Gophers present a more serious problem than moles, including destruction of underground utility cables, water lines, sprinkler systems and irrigation pipes. Damage is most severe in the spring and fall when gophers are active near the soil’s surface.
Pocket gophers are rodents from 5 to 14 inches long. Pocket gophers have fur-lined pouches outside of the mouth, one on each side of the face. These pockets, which are capable of being turned inside out, are used for carrying food. Their fur ranges black to light brown and white. Pocket gophers heads are small and flattened, with small ears and eyes.
Gophers are solitary animals except when breeding or rearing young. Gophers are active year round, but are the most visibly active in the spring and fall when the soil is of the ideal moisture content for digging.
Mound and Runways
Gophers are extremely well adapted and built for an underground existence. The gopher lives most of its life beneath the surface where it digs a burrow system. A gopher can create large, horseshoe-shaped mounds that may cause damage to passing farm equipment. Additionally, its tunnels often interfere with irrigation systems, dams, fields, and homeowners’ gardens. Gopher underground burrows can be very deep, up to several feet, and several hundred feet in length. As gophers dig burrows, pushing the soil to the surface, they leave a mound, usually in a fan shaped. Moles leave a conical shape.

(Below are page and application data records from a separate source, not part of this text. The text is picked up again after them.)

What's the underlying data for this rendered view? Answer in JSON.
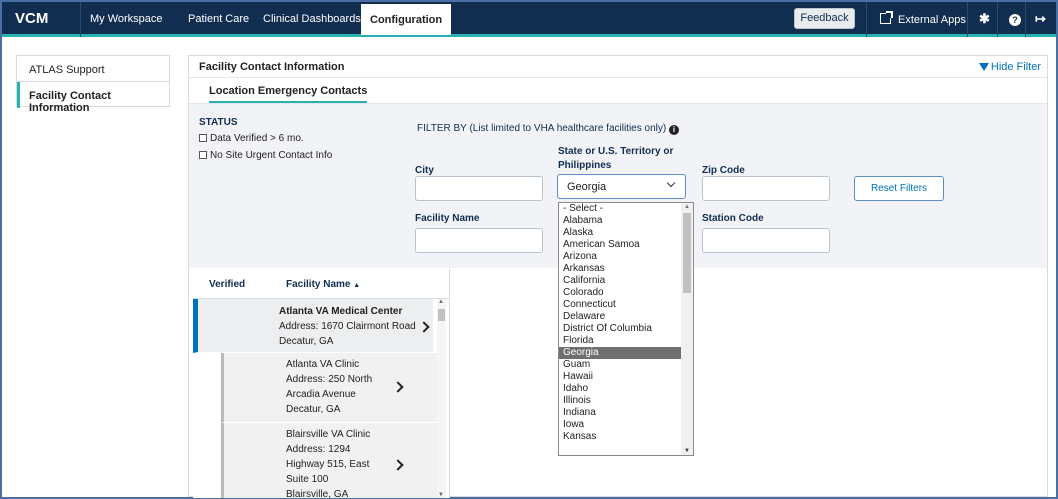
{
  "app": {
    "brand": "VCM"
  },
  "nav": {
    "tabs": [
      "My Workspace",
      "Patient Care",
      "Clinical Dashboards",
      "Configuration"
    ],
    "feedback": "Feedback",
    "external_apps": "External Apps",
    "icons": [
      "gear-icon",
      "help-icon",
      "sign-out-icon"
    ]
  },
  "sidebar": {
    "items": [
      {
        "label": "ATLAS Support"
      },
      {
        "label": "Facility Contact Information"
      }
    ]
  },
  "panel": {
    "title": "Facility Contact Information",
    "hide_filter": "Hide Filter",
    "subtab": "Location Emergency Contacts"
  },
  "filters": {
    "status_heading": "STATUS",
    "checkboxes": [
      "Data Verified > 6 mo.",
      "No Site Urgent Contact Info"
    ],
    "filter_by": "FILTER BY",
    "filter_note": "(List limited to VHA healthcare facilities only)",
    "city_label": "City",
    "state_label_1": "State or U.S. Territory or",
    "state_label_2": "Philippines",
    "state_value": "Georgia",
    "zip_label": "Zip Code",
    "facility_label": "Facility Name",
    "station_label": "Station Code",
    "reset": "Reset Filters"
  },
  "results": {
    "columns": [
      "Verified",
      "Facility Name"
    ],
    "sort_indicator": "▲",
    "rows": [
      {
        "name": "Atlanta VA Medical Center",
        "lines": [
          "Address: 1670 Clairmont Road",
          "Decatur, GA"
        ]
      },
      {
        "name": "Atlanta VA Clinic",
        "lines": [
          "Address: 250 North",
          "Arcadia Avenue",
          "Decatur, GA"
        ]
      },
      {
        "name": "Blairsville VA Clinic",
        "lines": [
          "Address: 1294",
          "Highway 515, East",
          "Suite 100",
          "Blairsville, GA"
        ]
      }
    ]
  },
  "state_dropdown": {
    "selected": "Georgia",
    "options": [
      "- Select -",
      "Alabama",
      "Alaska",
      "American Samoa",
      "Arizona",
      "Arkansas",
      "California",
      "Colorado",
      "Connecticut",
      "Delaware",
      "District Of Columbia",
      "Florida",
      "Georgia",
      "Guam",
      "Hawaii",
      "Idaho",
      "Illinois",
      "Indiana",
      "Iowa",
      "Kansas"
    ]
  },
  "colors": {
    "nav_bg": "#112e51",
    "accent": "#2ab1b3",
    "link": "#0071bc"
  }
}
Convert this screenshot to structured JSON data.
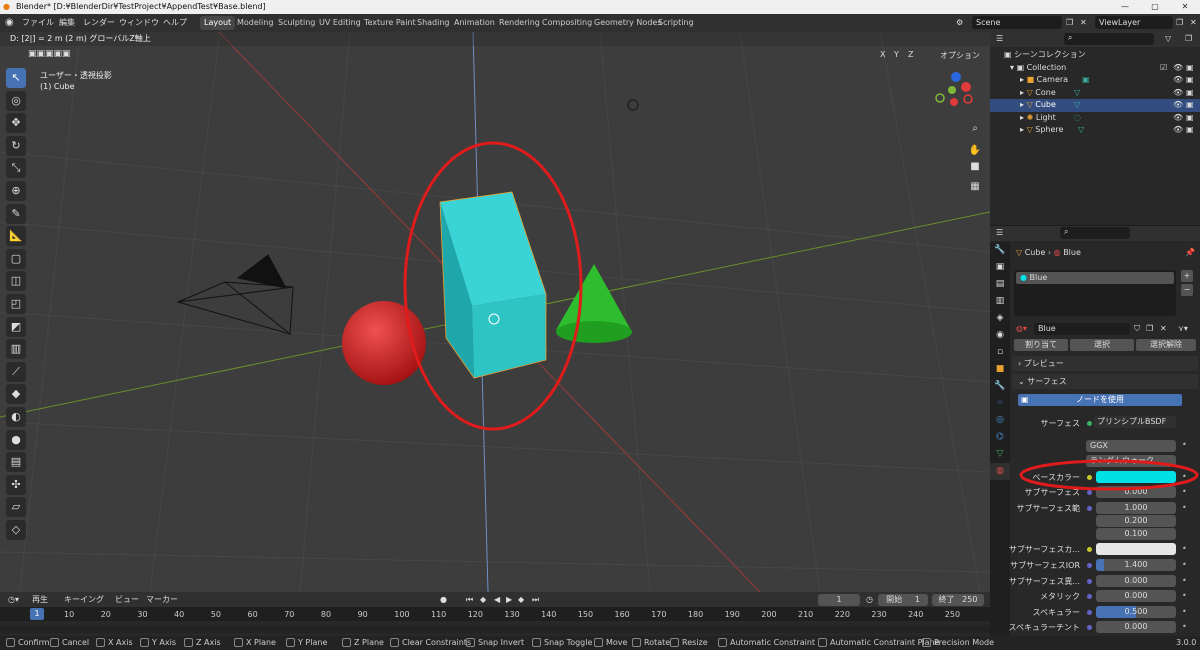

Gophers can create up to 70 mounds per month in ideal soil. Gopher tunnels are larger in diameter and deeper than those of moles but are much less extensive. And, unlike Mole tunnels, Gopher tunnels are usually not visible on the ground surface due to their deeper location. Another symptom of a Gopher infestation is to observe damage to roots, tree bark, seeds, bulbs and other plant parts in yards or farms.